• **WHAT NEEDS TO BE DONE**:
Copy every entry exactly, but skip the pictures.
=== Begin Enclosure ===
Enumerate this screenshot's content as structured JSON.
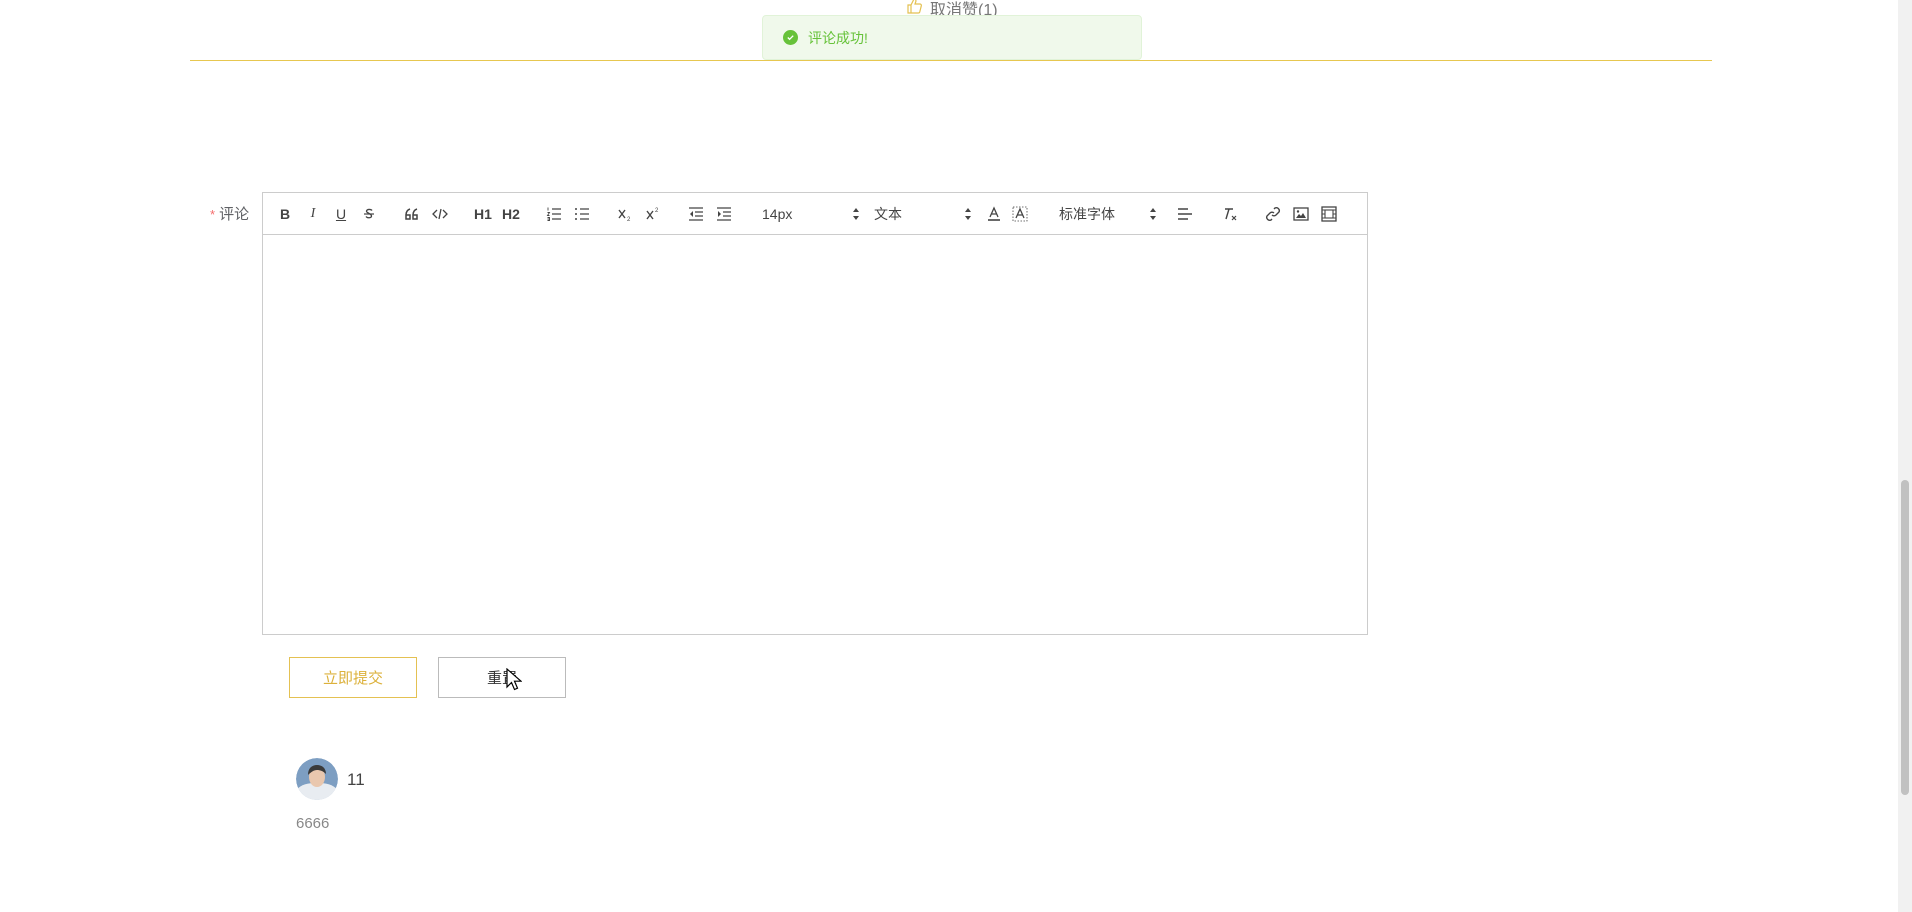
{
  "post": {
    "unlike_label": "取消赞(1)"
  },
  "toast": {
    "message": "评论成功!"
  },
  "form": {
    "comment_label": "评论",
    "required_mark": "*",
    "submit_label": "立即提交",
    "reset_label": "重置"
  },
  "editor": {
    "size_picker": "14px",
    "header_picker": "文本",
    "font_picker": "标准字体",
    "buttons": {
      "bold": "B",
      "italic": "I",
      "underline": "U",
      "header1": "H1",
      "header2": "H2"
    }
  },
  "comments": [
    {
      "user": "11",
      "text": "6666"
    }
  ],
  "colors": {
    "accent": "#dcb13b",
    "success": "#67c23a",
    "required": "#f56c6c"
  }
}
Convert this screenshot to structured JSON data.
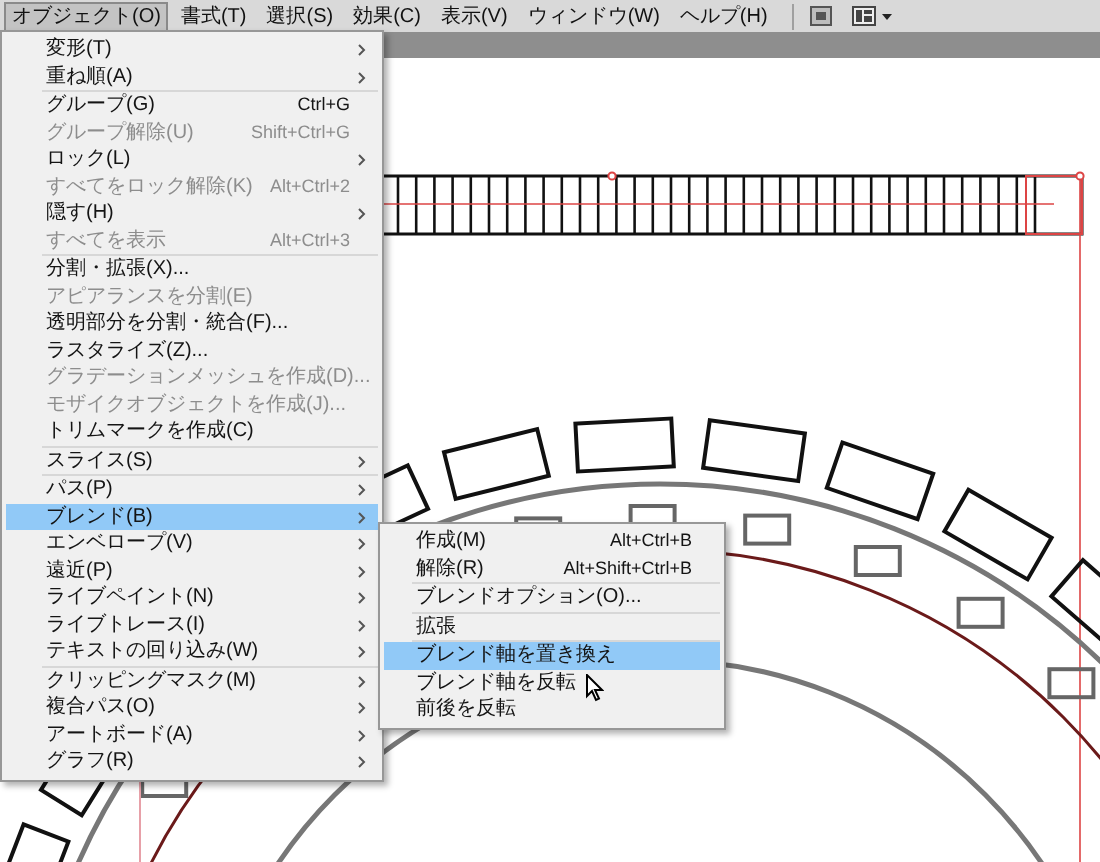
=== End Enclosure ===
• **PROBLEM SOLUTION**:
Enumerate this screenshot's content as structured JSON.
{
  "post": {
    "unlike_label": "取消赞(1)"
  },
  "toast": {
    "message": "评论成功!"
  },
  "form": {
    "comment_label": "评论",
    "required_mark": "*",
    "submit_label": "立即提交",
    "reset_label": "重置"
  },
  "editor": {
    "size_picker": "14px",
    "header_picker": "文本",
    "font_picker": "标准字体",
    "buttons": {
      "bold": "B",
      "italic": "I",
      "underline": "U",
      "header1": "H1",
      "header2": "H2"
    }
  },
  "comments": [
    {
      "user": "11",
      "text": "6666"
    }
  ],
  "colors": {
    "accent": "#dcb13b",
    "success": "#67c23a",
    "required": "#f56c6c"
  }
}
Convert this screenshot to structured JSON data.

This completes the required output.